The New Frontier in Censorship?
May 14, 2007
by Luke Sheahan
Politico.com posted an interesting article last week about the uncomfortable intersection of social networking sites like MySpace and Facebook and core political speech.
Of concern to FIRE, of course, is how possible online censorship may affect the freedoms of college students and faculty. The fear is that administrators will monitor such sites for student activity, an issue explored at length by FIRE President Greg Lukianoff and FIRE staffer Will Creeley in The Boston Phoenix earlier this spring. Examples of administrative snooping online abound; for example, at Johns Hopkins University, where student Justin Park was suspended for language used in a flyer he had posted on Facebook.
Facebook’s chief privacy officer, Chris Kelly, had this to say about appropriate speech on Facebook:
Attacks on individuals -- groups saying 'Ben Smith is evil' -- would get taken down. ... But if it's “Hillary Clinton is evil” or “Rudy Giuliani is evil,” that's just fine with us, because we think that's core political speech.
While it’s a good thing that Mr. Kelly recognizes that saying a politician is “evil” is core political speech, he should remember that so is calling a student government official or the president of a school club “evil.” In other words, if “Ben Smith” is a student senator, then “Ben Smith is evil” actually is core political speech. FIRE had a case last year at the University of Central Florida where a student got in trouble for starting a Facebook group calling a candidate for the school’s student government “a Jerk and a Fool.” The creator of the group had political disagreements with the candidate and expressed them online. For that, the UCF administration was willing to reprimand him.

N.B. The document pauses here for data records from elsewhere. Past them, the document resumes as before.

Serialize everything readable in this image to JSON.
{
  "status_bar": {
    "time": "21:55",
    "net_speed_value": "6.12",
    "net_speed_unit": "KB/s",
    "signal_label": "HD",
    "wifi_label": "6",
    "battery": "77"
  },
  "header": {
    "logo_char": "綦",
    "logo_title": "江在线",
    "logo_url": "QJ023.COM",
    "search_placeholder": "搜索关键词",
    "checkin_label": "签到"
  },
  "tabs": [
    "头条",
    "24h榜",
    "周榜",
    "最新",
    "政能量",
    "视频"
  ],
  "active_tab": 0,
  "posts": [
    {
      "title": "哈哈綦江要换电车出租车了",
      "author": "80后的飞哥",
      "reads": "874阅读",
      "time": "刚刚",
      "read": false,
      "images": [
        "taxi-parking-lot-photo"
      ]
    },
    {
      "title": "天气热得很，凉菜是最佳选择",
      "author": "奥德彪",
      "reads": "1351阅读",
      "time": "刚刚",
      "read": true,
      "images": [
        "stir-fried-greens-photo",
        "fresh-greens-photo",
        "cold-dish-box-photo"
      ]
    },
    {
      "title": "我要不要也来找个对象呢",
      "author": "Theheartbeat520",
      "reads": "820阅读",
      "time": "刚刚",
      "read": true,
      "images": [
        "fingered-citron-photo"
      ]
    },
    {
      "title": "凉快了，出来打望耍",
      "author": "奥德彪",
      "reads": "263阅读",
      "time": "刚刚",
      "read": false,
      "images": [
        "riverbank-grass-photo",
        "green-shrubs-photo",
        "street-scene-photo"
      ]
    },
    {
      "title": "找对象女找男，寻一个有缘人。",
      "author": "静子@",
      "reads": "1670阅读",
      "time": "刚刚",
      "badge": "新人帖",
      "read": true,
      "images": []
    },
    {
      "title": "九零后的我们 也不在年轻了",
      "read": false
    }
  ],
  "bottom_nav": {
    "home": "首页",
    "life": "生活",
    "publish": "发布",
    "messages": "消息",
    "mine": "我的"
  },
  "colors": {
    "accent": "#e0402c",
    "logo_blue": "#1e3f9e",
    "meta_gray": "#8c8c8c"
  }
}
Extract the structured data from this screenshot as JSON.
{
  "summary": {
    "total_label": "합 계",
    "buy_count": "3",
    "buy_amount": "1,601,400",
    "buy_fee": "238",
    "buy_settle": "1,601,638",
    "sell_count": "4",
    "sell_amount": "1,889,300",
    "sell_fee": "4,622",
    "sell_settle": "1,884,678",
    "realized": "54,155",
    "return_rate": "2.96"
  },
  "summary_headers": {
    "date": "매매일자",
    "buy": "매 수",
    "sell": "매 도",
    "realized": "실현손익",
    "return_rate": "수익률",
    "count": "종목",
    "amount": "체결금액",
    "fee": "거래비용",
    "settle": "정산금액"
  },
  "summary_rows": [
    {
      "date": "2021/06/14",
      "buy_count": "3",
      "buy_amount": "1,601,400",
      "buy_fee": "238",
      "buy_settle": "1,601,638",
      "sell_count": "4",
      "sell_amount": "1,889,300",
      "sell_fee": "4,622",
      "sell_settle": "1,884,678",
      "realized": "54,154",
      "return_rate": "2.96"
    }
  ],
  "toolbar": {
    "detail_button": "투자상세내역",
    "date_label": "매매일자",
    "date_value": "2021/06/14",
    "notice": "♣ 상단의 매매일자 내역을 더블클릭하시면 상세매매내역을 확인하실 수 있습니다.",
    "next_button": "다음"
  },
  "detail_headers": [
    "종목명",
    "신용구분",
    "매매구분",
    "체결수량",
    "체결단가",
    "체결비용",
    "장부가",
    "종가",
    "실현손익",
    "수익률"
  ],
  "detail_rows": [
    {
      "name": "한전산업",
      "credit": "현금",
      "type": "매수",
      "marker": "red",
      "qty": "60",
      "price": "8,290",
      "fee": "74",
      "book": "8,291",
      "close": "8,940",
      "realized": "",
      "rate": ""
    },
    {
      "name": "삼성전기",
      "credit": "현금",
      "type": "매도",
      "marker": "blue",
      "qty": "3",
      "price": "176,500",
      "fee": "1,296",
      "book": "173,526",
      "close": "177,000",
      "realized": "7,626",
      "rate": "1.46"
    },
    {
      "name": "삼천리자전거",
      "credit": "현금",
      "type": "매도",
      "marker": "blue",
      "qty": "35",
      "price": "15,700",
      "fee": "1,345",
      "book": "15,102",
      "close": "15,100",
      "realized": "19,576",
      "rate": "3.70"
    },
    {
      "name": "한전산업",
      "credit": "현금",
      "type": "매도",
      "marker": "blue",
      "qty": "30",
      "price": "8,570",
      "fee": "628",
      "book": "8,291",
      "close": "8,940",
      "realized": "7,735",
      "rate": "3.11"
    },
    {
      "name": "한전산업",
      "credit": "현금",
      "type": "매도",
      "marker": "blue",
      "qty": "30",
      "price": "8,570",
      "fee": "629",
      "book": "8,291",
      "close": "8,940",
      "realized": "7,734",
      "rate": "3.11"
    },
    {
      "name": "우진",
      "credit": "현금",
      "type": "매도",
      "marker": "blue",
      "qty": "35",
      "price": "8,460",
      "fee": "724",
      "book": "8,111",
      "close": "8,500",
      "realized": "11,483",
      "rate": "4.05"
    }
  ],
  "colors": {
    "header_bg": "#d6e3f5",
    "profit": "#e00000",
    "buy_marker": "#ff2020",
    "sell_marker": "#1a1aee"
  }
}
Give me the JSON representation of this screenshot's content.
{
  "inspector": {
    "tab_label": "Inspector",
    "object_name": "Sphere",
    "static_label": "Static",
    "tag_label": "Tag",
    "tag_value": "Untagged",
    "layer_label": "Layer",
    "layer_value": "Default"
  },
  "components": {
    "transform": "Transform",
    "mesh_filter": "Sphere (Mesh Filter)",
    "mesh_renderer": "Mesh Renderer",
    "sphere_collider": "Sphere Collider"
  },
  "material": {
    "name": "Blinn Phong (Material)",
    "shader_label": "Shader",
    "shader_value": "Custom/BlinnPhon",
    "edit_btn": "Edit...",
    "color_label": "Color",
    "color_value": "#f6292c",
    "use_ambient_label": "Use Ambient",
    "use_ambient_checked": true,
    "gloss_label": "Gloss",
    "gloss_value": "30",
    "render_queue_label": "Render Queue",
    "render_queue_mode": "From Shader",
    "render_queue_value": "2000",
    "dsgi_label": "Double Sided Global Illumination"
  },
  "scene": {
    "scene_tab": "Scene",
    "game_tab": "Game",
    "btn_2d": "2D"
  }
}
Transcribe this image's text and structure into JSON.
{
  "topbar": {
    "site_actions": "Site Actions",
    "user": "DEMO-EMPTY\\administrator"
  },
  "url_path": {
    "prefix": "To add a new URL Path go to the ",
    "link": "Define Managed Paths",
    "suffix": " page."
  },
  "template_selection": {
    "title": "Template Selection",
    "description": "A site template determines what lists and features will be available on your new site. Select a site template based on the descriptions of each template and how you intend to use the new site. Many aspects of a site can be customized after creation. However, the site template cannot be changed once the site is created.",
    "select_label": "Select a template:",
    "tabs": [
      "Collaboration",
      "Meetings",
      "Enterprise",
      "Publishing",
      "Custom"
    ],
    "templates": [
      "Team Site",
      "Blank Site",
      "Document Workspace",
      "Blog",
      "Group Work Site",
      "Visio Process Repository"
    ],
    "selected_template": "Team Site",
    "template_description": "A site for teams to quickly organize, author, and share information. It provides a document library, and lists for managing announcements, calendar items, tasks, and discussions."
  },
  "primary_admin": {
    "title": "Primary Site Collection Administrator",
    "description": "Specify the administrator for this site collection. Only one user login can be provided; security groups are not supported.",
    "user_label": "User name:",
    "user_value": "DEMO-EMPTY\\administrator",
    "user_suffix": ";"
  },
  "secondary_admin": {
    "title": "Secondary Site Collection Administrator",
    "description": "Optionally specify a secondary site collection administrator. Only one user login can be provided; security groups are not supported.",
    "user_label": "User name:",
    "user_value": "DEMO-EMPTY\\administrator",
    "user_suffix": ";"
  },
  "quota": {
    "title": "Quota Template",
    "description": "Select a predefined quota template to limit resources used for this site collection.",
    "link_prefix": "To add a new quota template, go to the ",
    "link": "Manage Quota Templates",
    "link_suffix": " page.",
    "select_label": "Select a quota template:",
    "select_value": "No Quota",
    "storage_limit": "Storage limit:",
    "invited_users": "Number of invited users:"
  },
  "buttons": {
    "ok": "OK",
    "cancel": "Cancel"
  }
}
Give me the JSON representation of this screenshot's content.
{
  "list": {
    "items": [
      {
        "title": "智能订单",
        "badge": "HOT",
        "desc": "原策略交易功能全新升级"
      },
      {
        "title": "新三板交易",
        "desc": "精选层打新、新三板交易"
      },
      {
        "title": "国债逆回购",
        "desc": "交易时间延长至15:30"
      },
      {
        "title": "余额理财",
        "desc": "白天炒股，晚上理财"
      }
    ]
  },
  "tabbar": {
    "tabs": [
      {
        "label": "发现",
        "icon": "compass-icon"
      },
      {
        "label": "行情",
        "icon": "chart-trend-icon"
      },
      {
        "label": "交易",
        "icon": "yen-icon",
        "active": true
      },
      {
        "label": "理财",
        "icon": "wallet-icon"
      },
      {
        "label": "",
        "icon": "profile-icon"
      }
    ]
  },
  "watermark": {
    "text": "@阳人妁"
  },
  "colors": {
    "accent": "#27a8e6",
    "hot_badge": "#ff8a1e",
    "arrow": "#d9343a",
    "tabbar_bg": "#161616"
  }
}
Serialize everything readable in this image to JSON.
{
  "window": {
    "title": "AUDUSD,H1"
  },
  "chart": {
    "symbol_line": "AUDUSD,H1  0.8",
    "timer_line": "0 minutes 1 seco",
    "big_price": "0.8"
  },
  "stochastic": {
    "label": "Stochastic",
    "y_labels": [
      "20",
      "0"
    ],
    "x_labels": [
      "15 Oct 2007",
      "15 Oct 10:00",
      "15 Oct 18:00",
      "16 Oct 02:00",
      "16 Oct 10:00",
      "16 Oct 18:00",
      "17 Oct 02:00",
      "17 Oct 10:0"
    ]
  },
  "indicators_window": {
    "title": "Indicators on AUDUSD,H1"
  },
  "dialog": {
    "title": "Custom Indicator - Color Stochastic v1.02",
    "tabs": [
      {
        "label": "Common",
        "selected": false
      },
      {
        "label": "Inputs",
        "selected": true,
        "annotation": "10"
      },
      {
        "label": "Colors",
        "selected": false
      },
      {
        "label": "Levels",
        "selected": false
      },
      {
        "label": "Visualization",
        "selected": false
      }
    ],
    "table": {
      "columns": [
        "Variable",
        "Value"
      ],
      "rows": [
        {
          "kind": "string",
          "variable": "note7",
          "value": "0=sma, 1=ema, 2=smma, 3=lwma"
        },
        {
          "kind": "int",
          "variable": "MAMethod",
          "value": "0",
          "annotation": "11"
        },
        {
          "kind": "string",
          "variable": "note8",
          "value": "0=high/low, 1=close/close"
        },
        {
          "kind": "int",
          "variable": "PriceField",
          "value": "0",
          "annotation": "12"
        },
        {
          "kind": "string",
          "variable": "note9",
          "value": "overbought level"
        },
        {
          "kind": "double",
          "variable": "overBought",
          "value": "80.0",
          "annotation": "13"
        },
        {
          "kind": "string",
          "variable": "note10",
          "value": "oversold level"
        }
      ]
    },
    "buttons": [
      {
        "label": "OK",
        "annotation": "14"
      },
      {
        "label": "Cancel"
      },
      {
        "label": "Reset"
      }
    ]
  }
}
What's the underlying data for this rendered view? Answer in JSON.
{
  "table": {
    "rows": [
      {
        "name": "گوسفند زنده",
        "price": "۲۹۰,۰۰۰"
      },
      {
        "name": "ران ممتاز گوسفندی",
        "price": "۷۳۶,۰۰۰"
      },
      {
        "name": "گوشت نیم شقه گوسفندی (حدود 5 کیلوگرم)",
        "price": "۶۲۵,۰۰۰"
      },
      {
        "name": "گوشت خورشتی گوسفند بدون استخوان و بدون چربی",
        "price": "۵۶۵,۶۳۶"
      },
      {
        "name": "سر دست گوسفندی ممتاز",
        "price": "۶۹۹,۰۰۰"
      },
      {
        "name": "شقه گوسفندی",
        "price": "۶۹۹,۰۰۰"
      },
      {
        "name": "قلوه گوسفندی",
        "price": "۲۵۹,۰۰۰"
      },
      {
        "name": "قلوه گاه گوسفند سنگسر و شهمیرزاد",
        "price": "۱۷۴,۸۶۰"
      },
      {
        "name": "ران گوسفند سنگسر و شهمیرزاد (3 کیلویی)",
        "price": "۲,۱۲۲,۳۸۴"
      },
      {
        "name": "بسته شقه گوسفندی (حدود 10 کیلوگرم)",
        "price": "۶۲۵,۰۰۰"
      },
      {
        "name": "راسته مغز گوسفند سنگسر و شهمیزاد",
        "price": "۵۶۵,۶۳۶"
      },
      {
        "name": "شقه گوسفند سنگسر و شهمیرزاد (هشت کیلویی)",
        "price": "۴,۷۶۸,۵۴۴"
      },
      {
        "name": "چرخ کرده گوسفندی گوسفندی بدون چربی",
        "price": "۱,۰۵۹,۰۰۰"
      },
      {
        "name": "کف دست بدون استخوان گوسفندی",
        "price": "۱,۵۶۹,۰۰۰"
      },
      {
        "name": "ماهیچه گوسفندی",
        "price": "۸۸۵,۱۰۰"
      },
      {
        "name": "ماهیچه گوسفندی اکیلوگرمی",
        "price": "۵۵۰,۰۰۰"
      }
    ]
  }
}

It’s easy to see how these new forums for expression could be corrupted by collegiate administrations’ interference. Aside from the use of its website, Facebook’s management has had nothing to do with FIRE’s cases so far, but will that organization or others like it stay neutral in the future, or will they work with college administrators to undermine students’ freedoms? Let’s hope not.